◆ EXERCISE INSTRUCTIONS: This exercise calls for an exact copy of the listing below.

═══ ENTRIES PROVIDED

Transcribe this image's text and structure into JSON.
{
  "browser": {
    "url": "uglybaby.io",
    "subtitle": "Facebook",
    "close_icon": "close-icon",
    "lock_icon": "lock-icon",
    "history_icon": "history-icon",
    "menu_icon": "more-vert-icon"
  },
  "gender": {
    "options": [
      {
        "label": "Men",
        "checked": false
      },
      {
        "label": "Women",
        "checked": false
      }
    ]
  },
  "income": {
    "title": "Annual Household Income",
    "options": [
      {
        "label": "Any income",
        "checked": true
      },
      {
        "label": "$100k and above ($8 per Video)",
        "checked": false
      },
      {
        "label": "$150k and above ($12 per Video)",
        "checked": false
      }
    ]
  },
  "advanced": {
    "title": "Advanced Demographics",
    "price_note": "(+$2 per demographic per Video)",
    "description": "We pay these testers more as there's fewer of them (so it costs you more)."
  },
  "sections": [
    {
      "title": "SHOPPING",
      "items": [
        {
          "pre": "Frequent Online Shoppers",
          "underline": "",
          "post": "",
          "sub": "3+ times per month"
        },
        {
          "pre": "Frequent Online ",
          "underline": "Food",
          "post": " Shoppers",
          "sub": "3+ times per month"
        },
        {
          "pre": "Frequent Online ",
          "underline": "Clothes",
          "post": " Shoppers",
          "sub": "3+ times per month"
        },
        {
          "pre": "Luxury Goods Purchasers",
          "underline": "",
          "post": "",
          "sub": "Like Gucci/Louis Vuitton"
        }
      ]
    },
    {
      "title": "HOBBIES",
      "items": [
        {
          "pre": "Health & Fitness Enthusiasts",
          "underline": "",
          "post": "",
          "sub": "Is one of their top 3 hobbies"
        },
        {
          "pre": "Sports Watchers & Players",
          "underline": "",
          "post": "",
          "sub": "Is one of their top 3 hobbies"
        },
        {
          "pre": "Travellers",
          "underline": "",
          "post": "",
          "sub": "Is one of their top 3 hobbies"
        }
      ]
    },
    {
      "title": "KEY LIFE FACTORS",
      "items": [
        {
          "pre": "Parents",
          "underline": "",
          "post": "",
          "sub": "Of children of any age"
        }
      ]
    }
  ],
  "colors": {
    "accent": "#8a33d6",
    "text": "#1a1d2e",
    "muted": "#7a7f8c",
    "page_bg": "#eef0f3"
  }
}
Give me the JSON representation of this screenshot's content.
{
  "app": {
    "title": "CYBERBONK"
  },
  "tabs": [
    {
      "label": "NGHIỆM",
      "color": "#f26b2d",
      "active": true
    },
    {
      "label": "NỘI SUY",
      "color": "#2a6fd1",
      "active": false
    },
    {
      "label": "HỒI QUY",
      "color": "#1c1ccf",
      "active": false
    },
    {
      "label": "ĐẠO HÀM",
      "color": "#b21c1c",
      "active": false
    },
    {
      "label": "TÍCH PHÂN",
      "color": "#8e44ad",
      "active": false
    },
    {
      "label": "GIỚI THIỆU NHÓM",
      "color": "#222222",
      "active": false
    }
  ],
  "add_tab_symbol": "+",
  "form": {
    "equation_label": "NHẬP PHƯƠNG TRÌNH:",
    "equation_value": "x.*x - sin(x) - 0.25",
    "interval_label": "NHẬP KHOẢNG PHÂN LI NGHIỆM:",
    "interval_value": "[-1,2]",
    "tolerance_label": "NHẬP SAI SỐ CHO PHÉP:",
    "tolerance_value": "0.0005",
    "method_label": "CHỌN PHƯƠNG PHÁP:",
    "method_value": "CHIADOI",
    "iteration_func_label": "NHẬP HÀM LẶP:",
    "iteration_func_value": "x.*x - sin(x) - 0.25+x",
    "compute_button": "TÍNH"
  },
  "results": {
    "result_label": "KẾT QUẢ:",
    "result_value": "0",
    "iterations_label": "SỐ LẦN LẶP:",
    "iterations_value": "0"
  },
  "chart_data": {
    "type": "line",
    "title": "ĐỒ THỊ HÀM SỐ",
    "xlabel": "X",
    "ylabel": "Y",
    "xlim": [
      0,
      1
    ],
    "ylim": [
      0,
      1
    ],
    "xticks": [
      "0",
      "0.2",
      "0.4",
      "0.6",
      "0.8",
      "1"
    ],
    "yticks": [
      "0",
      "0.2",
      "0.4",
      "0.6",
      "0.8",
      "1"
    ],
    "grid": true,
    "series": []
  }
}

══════

◆ THE ANSWER:
Transcribe this image's text and structure into JSON.
{
  "browser": {
    "url": "uglybaby.io",
    "subtitle": "Facebook",
    "close_icon": "close-icon",
    "lock_icon": "lock-icon",
    "history_icon": "history-icon",
    "menu_icon": "more-vert-icon"
  },
  "gender": {
    "options": [
      {
        "label": "Men",
        "checked": false
      },
      {
        "label": "Women",
        "checked": false
      }
    ]
  },
  "income": {
    "title": "Annual Household Income",
    "options": [
      {
        "label": "Any income",
        "checked": true
      },
      {
        "label": "$100k and above ($8 per Video)",
        "checked": false
      },
      {
        "label": "$150k and above ($12 per Video)",
        "checked": false
      }
    ]
  },
  "advanced": {
    "title": "Advanced Demographics",
    "price_note": "(+$2 per demographic per Video)",
    "description": "We pay these testers more as there's fewer of them (so it costs you more)."
  },
  "sections": [
    {
      "title": "SHOPPING",
      "items": [
        {
          "pre": "Frequent Online Shoppers",
          "underline": "",
          "post": "",
          "sub": "3+ times per month"
        },
        {
          "pre": "Frequent Online ",
          "underline": "Food",
          "post": " Shoppers",
          "sub": "3+ times per month"
        },
        {
          "pre": "Frequent Online ",
          "underline": "Clothes",
          "post": " Shoppers",
          "sub": "3+ times per month"
        },
        {
          "pre": "Luxury Goods Purchasers",
          "underline": "",
          "post": "",
          "sub": "Like Gucci/Louis Vuitton"
        }
      ]
    },
    {
      "title": "HOBBIES",
      "items": [
        {
          "pre": "Health & Fitness Enthusiasts",
          "underline": "",
          "post": "",
          "sub": "Is one of their top 3 hobbies"
        },
        {
          "pre": "Sports Watchers & Players",
          "underline": "",
          "post": "",
          "sub": "Is one of their top 3 hobbies"
        },
        {
          "pre": "Travellers",
          "underline": "",
          "post": "",
          "sub": "Is one of their top 3 hobbies"
        }
      ]
    },
    {
      "title": "KEY LIFE FACTORS",
      "items": [
        {
          "pre": "Parents",
          "underline": "",
          "post": "",
          "sub": "Of children of any age"
        }
      ]
    }
  ],
  "colors": {
    "accent": "#8a33d6",
    "text": "#1a1d2e",
    "muted": "#7a7f8c",
    "page_bg": "#eef0f3"
  }
}
Give me the JSON representation of this screenshot's content.
{
  "app": {
    "title": "CYBERBONK"
  },
  "tabs": [
    {
      "label": "NGHIỆM",
      "color": "#f26b2d",
      "active": true
    },
    {
      "label": "NỘI SUY",
      "color": "#2a6fd1",
      "active": false
    },
    {
      "label": "HỒI QUY",
      "color": "#1c1ccf",
      "active": false
    },
    {
      "label": "ĐẠO HÀM",
      "color": "#b21c1c",
      "active": false
    },
    {
      "label": "TÍCH PHÂN",
      "color": "#8e44ad",
      "active": false
    },
    {
      "label": "GIỚI THIỆU NHÓM",
      "color": "#222222",
      "active": false
    }
  ],
  "add_tab_symbol": "+",
  "form": {
    "equation_label": "NHẬP PHƯƠNG TRÌNH:",
    "equation_value": "x.*x - sin(x) - 0.25",
    "interval_label": "NHẬP KHOẢNG PHÂN LI NGHIỆM:",
    "interval_value": "[-1,2]",
    "tolerance_label": "NHẬP SAI SỐ CHO PHÉP:",
    "tolerance_value": "0.0005",
    "method_label": "CHỌN PHƯƠNG PHÁP:",
    "method_value": "CHIADOI",
    "iteration_func_label": "NHẬP HÀM LẶP:",
    "iteration_func_value": "x.*x - sin(x) - 0.25+x",
    "compute_button": "TÍNH"
  },
  "results": {
    "result_label": "KẾT QUẢ:",
    "result_value": "0",
    "iterations_label": "SỐ LẦN LẶP:",
    "iterations_value": "0"
  },
  "chart_data": {
    "type": "line",
    "title": "ĐỒ THỊ HÀM SỐ",
    "xlabel": "X",
    "ylabel": "Y",
    "xlim": [
      0,
      1
    ],
    "ylim": [
      0,
      1
    ],
    "xticks": [
      "0",
      "0.2",
      "0.4",
      "0.6",
      "0.8",
      "1"
    ],
    "yticks": [
      "0",
      "0.2",
      "0.4",
      "0.6",
      "0.8",
      "1"
    ],
    "grid": true,
    "series": []
  }
}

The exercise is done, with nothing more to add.